United Kingdom (UK) and European Union (EU)

With FTA conversation largely over in the public arena, New Zealand is well placed to work with industry counterparts 

Industry counterparts across the UK and EU are struggling with the onslaught of regulations (and quasi-governmental regulations) related to sustainability e.g. the EU is looking to progress six different regulations on sustainability labelling over the next year. In many respects, the influence of traditional agricultural leaders have been usurped by long time anti-meat advocates leaving science-based decision-making to one side. This was also something NCBA also noted during their recent mission to Brussels. Given our work in this space, supported by strong science and robust evidence, New Zealand is well placed to work with industry counterparts on shared challenges and opportunities in-market. 

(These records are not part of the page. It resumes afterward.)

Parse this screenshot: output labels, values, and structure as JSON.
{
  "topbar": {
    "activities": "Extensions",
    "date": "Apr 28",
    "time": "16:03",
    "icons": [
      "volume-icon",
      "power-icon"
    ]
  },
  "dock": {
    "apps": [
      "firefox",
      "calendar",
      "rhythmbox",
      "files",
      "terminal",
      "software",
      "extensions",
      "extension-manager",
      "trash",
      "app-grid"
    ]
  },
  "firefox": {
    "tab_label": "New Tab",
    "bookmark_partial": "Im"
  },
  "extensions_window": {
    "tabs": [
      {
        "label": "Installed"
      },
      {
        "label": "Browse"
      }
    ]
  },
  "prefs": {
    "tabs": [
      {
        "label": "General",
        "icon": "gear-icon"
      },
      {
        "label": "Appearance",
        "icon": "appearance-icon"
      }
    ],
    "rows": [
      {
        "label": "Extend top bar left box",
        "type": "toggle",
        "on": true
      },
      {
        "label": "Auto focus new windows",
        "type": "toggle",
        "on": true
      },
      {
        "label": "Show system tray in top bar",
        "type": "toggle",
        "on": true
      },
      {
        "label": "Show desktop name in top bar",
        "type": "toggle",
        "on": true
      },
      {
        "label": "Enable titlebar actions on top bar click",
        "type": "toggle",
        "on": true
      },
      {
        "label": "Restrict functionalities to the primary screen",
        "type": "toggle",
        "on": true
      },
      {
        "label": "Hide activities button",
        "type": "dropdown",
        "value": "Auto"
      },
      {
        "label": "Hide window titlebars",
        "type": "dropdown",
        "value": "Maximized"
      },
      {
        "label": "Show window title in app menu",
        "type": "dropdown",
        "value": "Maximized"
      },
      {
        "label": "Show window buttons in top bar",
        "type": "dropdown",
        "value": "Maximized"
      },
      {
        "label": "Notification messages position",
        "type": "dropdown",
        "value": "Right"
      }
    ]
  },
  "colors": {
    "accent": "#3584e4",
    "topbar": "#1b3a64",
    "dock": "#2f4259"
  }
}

The New Zealand-UK Free Trade Agreement (FTA) should enter into force in a few months  New Zealand has successfully established a good reputation with MPs and other key stakeholders for our sustainability credentials and world-leading animal welfare practices which has resulted in more support for the New Zealand FTA. There is still considerable negativity surrounding the UK’s FTA with Australia over these two issues. 

Australian and NZ will soon compete in UK for sheepmeat market share

With the market access outcomes of the Australia-UK FTA, New Zealand will soon have competition in the UK. Australia currently has a 13,300-tonne quota. Under the FTA, Australia will get immediate access to a duty-free quota of 25,000 tonnes increasing, in equal instalments, to 125,000 tonnes in Year 15 before full tariff liberalisation. Australia’s meat industry is focusing its efforts to make the most out of this new access with inventories for Australian lamb (in preparation for entry into force of the FTA) already impacting the UK lamb market.

New Zealand-EU FTA should enter into force in late 2023/early 2024

It is highly unlikely there will be any delays in the NZ-EU FTA being ratified and implemented as the level of support throughout Brussels is astonishing. For example, the Eurogroup for Animals has decided to publicly support of the FTA, including the exclusion of feedlots in the market access chapter, as one of their top five achievements of 2022. Any delay would come at the New Zealand end due to the timing of our General Election. 

EU progressing negotiations with Australia and Mercosur at pace 

Driven by the Swedish presidency, the EU is looking to make significant progress/conclude FTA negotiations with Australia and Mercosur (Argentina, Brazil, Paraguay, and Uruguay) by July. While the EU will be following the New Zealand FTA blueprint for Australia, they aren’t reopening up Mercosur negotiations. Instead, negotiators are looking to develop a protocol covering all things sustainability. There is suspicion around the protocol, including whether there will be binding elements. Regardless of its design, it will need to hit a high bar to get through the European Parliament and is unlikely to do so before the 2024 MEP elections in May. 

Learn more about B+LNZ’s trade policy work.